[x]  Consider when reading this that there are approximately 74.8 million dogs in the United States.
[xi]  http://www.kboi2.com/news/local/50238067.html[xii]     Ibid.
[xiii]  At the risk of humanising.
[xiv]  Walsh, Barry (2005-05-18). “Dog mauling victim dies”. Chronicle-Tribune (Marion, IN).
[xv]  “Kentucky Infant Killed by Family Dog” http://www.wbko.com/news/headlines/13946527.html
[xvi]  (2008) Full report available on this website: http://nationalcanineresearchcouncil.com/dog-bites/dog-bites-and-the-media/audience-interest
[xvii]  Always read the fine print.
[xviii]  Link to full text of study here: http://lassiegethelp.blogspot.com/2007/08/dangerous-breeds-dog-bite-statistics.html
[xix]  http://www.ncbi.nlm.nih.gov/pmc/articles/PMC2387261/
[xx]  http://nationalcanineresearchcouncil.com/dog-bites/
[xxi]  You’re not supposed to do that.
[xxii]  Yes, the one and only Dog Whisperer. Highly recommended.
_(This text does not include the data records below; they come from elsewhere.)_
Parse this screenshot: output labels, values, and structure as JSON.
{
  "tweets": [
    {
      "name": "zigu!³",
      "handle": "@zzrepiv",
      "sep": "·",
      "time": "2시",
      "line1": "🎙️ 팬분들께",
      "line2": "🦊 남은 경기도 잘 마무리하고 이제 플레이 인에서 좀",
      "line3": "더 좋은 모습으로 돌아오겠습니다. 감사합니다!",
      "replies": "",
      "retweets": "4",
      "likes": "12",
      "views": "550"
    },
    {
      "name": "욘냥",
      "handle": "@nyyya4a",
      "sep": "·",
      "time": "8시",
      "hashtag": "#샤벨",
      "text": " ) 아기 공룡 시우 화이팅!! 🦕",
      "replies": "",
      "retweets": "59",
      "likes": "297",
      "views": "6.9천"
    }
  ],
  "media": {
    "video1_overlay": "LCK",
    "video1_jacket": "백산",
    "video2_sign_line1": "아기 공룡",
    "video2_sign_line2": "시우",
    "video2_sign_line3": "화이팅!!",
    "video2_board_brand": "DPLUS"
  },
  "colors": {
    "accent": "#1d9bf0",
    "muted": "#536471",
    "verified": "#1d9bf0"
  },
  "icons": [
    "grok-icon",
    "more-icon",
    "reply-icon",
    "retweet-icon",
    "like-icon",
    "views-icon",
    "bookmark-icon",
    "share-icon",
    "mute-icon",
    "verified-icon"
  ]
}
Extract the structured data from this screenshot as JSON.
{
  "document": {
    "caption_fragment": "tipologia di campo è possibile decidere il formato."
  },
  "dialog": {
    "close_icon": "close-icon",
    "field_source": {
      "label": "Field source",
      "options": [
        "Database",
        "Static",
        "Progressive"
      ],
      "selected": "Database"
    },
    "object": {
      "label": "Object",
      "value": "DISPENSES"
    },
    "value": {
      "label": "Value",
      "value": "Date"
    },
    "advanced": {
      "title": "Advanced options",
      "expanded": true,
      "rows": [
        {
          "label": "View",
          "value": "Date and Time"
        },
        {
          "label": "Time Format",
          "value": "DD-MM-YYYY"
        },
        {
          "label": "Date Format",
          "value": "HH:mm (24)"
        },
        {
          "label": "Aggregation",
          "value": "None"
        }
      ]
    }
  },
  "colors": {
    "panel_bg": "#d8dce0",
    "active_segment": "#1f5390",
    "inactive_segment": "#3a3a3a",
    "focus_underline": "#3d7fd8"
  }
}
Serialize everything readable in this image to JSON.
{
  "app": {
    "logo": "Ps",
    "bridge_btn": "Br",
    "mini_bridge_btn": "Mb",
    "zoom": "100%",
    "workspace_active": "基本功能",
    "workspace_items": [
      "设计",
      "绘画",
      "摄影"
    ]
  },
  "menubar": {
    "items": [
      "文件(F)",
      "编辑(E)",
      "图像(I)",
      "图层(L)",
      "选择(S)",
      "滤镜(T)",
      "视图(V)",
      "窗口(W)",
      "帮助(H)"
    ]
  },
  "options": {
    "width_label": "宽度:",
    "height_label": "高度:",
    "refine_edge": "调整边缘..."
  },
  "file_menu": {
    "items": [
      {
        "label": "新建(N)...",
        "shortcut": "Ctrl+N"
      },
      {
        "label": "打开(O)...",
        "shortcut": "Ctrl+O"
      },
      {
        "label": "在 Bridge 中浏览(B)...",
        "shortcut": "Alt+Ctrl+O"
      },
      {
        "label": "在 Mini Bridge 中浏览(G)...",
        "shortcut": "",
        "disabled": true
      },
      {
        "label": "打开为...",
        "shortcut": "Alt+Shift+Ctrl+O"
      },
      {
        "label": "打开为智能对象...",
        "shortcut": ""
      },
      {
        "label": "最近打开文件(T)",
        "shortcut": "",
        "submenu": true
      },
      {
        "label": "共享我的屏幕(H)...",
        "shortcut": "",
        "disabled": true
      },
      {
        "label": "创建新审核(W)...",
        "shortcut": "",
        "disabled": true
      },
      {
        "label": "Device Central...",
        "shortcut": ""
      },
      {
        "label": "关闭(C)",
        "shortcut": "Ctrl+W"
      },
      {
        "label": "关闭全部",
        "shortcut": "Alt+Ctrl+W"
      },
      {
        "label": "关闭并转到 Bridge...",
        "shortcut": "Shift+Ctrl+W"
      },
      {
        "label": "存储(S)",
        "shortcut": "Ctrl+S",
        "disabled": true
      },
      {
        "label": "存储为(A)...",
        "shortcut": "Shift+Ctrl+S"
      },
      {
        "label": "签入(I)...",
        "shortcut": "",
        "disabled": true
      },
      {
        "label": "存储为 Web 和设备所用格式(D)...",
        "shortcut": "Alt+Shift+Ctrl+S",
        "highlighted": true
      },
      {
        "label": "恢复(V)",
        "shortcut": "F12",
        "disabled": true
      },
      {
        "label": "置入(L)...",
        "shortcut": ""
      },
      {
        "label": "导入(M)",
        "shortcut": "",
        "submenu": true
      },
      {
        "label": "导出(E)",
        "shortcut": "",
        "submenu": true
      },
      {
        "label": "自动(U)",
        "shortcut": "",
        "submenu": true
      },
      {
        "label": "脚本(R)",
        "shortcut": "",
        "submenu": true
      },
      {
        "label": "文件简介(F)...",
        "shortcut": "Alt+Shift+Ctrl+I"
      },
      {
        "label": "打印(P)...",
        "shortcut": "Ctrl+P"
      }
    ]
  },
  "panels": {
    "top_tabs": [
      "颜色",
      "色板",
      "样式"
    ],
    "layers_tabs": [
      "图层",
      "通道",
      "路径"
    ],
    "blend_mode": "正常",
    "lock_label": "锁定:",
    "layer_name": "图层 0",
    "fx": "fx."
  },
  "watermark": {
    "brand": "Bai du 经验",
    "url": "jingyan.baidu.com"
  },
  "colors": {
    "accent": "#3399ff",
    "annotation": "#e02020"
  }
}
Start with his book Cesar’s Way
[xxiii]   http://www.ncbi.nlm.nih.gov/pmc/articles/PMC2387261/#b12-cvj49pg577
[xxiv]   http://www.kboi2.com/news/local/50238067.html 
[xxv]  http://www.ncbi.nlm.nih.gov/pmc/articles/PMC2387261/#b12-cvj49pg577 
[xxvi]  Under Ontario’s ban, it is actually the owner’s burden to prove their dog is not a pit bull. 
[xxvii]  http://www.abanet.org/genpractice/magazine/2009/jul_aug/pitbull.html 
[xxviii]  2007 CanLII 9231 (ON S.C.) 
[xxix]  Cochrane v. Ontario (2008 ONCA 718) 
[xxx]  http://www.aldf.org/article.php?id=1029 
[xxxi]   M.C.L. § 287.351; http://www.animallaw.info/articles/aruslweiss2001.htm#n47 
[xxxii]  Criminal Code, s.787. 
[xxxiii]  One could always argue that low-income people who cannot afford pets should not have them in the first place, but we all know this is nearly impossible to enforce and people are going to do what they’re going to do. It is no coincidence that dog bites in low-income neighbourhoods is disproportionately high, and something should be actively done to remedy the issue. 
[xxxiv]  http://network.bestfriends.org/10615/news.aspx 
[xxxv]  http://www.torontohumanesociety.com/newsandevents/stories/2008/08-08g.asp 
[xxxvi]  http://www.thedogpress.com/SideEffects/side_effects_leg_01.asp 
[xxxvii]  Quote from Dr. Coren, article from Canada.com, September 11, 2009. 
[xxxviii]  Or toy obsessed, for that matter. 
[xxxix]  See: www.clevercanines.ca  – all-encompassing dog training for dogs of any breed, age, or temperament. 
[xl]  Ibid.